Grapel was arrested by the Egyptians in June on charges of spying for Israel. He was released in exchange for 25 Egyptian prisoners who were held in Israel.
“I was in Egypt on a public interest grant, which makes it more ironic because I was there to help the Arab world and in the end I became accused of working against the Arab world,” Grapel said when asked what he had been doing in Egypt.
Grapel claimed that he thought that the best way to “get off the radar” would be to be “upfront and flagrantly Israeli.”
“I was teaching Hebrew, I was telling people I was from Israel in order to refute all possible suspicion that I was a spy,” he said. “I thought they would realize that a person who’s carrying an Israeli passport is probably not a spy.”
Speaking about his actual arrest, Grapel said he woke up in his hotel room one night to find that about 30 men in civilian clothes had barged in.
“They asked for my nationality and I said American-Israeli,” he said. “They said, ‘Come with us.’ I thought it was about a police report I filed (about a dispute over a bill) and then I quickly found out, when they put on the handcuffs, that this wasn’t the issue.”
“They took me downstairs, I saw an unmarked van, and then I was blindfolded, put in the van and taken to the prosecutor’s office where the interrogations began,” he added.
He said he had not been tortured while in prison and that he was only placed in solitary confinement.
When asked whether he is upset that Israel had to release 25 prisoners for him, Grapel answered, “I understand that Egypt needed something to show their people and when they realized they made a mistake the only thing they could do was release people. I don’t think they cared about [these prisoners] themselves, but they wanted to show their people that they released [Egyptians] from the Israeli regime.”
The deal Israel signed to free Grapel was criticized by some, who said the deal made Israel appear weak since it was surrendering to Egyptian demands.
One of those critics was Meir Indor, Head of the Almagor Terror Victims’ organization.
“The Egyptian government, no matter how they try to paint it, kidnapped a citizen, accused him of spying and then got off that idea,” Indor said. “But they’re saying, ‘Before you get him back, you’ll pay us with security prisoners.

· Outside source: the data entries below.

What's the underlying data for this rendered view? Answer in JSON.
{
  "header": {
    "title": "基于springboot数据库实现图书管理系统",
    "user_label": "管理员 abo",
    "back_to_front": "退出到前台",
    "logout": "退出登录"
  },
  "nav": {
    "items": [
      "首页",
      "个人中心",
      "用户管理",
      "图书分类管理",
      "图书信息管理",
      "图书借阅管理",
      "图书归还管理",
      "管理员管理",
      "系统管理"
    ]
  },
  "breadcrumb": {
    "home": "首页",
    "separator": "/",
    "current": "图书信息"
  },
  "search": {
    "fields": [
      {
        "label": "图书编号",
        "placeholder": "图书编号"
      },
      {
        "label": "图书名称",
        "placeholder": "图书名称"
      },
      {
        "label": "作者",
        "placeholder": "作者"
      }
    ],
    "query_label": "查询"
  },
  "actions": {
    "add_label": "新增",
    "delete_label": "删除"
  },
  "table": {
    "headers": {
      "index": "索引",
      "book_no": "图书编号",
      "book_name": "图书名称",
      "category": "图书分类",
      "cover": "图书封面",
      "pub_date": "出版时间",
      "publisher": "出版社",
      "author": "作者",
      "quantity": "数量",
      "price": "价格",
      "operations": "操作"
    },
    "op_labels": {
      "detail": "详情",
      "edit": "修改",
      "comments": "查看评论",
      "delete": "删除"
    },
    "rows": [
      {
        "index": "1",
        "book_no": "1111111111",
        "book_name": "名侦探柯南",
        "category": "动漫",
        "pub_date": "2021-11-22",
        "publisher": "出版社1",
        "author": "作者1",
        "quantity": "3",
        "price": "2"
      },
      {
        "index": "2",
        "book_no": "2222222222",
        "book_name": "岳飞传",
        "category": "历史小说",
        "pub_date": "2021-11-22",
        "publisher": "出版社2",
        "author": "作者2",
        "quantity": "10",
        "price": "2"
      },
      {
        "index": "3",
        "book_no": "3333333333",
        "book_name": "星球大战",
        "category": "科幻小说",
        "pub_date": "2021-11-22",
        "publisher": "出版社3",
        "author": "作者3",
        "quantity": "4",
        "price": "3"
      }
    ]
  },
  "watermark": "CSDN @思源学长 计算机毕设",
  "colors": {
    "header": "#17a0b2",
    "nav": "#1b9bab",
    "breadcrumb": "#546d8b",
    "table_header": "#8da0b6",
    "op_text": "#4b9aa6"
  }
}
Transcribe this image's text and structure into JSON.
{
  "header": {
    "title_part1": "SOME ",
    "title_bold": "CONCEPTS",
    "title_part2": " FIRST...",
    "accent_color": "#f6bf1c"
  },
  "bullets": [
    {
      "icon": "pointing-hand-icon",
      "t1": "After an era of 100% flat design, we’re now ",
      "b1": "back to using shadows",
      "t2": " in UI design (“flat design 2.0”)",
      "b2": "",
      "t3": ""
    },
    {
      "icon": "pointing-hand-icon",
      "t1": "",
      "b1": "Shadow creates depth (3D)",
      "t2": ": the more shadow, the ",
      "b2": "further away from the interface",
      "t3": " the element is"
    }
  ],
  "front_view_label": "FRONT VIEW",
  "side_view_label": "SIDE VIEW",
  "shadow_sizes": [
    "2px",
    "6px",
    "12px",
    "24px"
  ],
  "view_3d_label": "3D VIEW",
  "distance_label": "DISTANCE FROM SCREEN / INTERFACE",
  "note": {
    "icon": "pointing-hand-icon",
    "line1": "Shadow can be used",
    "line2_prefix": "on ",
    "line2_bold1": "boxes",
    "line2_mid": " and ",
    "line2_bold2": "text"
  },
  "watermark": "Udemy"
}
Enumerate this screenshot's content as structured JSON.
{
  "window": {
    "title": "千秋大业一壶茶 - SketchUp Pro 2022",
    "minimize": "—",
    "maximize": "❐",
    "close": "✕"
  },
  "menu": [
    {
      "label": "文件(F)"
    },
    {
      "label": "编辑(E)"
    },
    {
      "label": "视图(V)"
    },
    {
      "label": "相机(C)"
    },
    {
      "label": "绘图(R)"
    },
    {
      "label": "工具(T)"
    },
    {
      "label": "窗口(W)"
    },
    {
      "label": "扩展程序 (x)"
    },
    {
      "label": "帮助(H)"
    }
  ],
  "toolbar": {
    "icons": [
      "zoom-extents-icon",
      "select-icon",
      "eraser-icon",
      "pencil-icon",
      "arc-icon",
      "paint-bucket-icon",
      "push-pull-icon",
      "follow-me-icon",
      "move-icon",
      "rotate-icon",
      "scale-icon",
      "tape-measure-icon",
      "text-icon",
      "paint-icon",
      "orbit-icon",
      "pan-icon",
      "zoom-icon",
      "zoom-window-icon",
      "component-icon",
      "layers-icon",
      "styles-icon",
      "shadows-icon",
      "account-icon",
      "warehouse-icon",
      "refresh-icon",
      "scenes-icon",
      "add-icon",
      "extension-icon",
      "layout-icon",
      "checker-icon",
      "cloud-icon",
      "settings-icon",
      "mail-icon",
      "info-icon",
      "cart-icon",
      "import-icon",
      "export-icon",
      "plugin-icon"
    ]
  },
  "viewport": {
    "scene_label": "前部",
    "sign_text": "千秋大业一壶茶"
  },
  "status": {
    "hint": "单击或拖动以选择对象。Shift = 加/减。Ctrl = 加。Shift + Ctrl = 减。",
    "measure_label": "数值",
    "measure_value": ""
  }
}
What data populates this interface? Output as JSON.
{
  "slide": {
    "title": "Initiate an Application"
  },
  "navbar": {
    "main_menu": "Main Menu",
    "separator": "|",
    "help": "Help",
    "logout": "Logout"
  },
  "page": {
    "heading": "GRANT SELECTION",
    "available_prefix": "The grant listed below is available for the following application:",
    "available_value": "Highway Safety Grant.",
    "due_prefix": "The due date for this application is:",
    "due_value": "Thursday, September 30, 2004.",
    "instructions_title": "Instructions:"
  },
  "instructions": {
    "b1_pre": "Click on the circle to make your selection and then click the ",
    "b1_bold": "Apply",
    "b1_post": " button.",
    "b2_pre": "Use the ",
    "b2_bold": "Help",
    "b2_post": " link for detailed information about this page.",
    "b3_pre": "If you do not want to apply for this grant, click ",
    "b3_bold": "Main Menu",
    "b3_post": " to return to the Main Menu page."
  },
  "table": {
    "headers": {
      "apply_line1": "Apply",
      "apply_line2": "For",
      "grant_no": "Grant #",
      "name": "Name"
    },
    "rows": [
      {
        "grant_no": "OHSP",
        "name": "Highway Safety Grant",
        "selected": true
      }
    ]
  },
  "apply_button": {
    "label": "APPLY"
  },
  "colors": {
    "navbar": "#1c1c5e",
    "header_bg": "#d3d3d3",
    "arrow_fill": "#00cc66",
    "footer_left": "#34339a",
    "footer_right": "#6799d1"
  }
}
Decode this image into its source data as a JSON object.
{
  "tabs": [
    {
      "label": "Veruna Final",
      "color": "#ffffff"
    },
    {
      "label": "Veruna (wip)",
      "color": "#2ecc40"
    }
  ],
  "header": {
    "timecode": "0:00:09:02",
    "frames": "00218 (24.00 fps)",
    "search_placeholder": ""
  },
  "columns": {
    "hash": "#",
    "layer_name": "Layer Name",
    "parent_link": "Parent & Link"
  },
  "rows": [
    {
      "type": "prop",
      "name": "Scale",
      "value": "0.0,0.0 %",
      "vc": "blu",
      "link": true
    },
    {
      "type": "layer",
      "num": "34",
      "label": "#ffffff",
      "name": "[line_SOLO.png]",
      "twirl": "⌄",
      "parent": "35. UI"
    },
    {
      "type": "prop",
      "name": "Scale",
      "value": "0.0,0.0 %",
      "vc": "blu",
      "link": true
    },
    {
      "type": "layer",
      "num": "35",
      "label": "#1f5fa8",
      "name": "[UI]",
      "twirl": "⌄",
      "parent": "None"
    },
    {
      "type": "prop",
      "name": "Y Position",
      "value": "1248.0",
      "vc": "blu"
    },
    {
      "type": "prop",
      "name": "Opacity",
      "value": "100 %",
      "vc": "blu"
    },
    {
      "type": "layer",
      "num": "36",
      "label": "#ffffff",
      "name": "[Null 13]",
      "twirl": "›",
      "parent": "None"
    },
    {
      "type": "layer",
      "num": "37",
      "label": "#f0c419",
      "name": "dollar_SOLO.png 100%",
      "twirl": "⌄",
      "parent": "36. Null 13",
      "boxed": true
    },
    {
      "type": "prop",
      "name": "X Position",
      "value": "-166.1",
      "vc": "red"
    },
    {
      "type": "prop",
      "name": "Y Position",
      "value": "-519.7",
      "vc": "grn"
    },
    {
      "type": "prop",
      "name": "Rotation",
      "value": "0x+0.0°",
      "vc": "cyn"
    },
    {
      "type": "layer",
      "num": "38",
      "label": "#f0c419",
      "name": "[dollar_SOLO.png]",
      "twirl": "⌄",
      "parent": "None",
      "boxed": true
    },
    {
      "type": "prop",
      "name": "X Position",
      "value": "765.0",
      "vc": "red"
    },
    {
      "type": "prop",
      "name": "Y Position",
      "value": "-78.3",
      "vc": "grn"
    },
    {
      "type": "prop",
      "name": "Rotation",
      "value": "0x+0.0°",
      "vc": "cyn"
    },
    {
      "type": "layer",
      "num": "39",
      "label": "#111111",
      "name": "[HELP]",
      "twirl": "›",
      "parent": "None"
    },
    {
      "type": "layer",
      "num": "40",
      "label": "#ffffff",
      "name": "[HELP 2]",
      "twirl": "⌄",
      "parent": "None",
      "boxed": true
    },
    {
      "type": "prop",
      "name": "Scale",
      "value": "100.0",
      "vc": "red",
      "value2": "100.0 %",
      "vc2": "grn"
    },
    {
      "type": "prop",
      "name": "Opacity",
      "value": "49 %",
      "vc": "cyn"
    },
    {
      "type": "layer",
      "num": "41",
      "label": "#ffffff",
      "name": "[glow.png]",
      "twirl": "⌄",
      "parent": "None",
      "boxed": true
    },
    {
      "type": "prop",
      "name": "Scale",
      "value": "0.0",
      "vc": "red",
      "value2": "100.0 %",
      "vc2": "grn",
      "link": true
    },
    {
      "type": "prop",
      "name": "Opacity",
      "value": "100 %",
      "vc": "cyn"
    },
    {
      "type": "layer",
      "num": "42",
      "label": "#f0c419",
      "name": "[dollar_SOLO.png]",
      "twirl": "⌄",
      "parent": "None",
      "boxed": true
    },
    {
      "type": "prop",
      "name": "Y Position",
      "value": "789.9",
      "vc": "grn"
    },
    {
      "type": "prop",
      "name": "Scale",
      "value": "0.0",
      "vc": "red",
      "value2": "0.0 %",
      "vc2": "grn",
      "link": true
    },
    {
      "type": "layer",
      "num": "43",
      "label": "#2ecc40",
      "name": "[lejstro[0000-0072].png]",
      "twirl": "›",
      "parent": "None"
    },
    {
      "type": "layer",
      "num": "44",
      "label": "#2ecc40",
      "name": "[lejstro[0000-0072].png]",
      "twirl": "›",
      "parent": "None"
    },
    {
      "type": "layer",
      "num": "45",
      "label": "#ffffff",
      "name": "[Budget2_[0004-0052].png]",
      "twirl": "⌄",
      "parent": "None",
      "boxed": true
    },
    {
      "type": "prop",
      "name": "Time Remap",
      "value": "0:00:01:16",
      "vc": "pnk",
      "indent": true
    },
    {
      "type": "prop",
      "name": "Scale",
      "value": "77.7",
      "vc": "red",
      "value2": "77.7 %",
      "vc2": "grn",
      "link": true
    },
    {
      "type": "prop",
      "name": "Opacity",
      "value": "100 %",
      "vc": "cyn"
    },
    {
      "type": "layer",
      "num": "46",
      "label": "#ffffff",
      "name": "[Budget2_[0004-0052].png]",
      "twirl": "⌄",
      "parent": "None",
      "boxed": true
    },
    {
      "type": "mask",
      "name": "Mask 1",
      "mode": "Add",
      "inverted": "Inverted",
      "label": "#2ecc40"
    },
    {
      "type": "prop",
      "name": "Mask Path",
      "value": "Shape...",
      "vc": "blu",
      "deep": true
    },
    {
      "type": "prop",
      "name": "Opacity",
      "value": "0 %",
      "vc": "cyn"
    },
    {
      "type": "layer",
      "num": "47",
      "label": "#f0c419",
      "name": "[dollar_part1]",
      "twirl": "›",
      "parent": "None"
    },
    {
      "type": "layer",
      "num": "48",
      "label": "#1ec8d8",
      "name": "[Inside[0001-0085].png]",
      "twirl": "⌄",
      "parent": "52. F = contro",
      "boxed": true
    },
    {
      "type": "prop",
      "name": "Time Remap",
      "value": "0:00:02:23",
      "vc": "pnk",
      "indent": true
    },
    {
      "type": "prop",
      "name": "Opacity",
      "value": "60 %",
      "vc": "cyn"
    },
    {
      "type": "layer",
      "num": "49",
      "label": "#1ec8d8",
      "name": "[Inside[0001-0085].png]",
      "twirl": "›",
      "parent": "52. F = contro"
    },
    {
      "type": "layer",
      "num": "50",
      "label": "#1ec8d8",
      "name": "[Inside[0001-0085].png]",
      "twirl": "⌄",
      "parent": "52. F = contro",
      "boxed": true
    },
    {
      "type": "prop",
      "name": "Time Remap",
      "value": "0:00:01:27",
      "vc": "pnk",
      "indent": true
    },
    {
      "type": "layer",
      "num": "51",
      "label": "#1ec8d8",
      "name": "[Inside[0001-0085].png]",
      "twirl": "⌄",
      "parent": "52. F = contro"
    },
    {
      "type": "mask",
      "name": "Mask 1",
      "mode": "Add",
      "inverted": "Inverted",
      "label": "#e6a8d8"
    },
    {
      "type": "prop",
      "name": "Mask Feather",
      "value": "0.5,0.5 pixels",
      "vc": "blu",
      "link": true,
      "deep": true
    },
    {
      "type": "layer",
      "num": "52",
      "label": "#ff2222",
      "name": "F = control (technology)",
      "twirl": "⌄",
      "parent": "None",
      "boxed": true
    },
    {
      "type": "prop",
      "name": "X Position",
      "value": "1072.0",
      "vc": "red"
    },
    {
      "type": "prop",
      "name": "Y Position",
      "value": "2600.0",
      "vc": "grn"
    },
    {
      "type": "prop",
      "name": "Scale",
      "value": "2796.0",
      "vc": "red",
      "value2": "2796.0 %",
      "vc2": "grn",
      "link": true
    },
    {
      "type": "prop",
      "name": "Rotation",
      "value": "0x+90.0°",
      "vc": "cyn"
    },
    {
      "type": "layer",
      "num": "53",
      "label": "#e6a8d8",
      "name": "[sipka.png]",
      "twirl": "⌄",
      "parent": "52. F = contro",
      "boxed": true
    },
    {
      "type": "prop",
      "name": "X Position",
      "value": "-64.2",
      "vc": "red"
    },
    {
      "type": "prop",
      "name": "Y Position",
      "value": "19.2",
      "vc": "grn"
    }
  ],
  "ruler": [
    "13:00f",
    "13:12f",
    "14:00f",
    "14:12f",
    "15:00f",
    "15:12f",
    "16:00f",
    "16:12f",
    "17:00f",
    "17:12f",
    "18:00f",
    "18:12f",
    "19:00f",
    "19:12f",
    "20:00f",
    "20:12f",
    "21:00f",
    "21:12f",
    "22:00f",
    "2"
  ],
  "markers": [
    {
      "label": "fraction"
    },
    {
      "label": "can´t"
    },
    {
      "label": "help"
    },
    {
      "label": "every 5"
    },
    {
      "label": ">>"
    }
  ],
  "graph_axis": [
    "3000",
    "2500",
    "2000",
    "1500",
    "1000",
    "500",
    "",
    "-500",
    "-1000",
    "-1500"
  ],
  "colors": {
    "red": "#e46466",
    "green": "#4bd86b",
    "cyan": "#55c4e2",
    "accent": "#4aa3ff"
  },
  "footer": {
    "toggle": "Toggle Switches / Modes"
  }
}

This is a bad sign for the future, because other countries are standing in line...By Israel surrendering in the Grapel affair, it is signaling that the kidnapping method pays off.”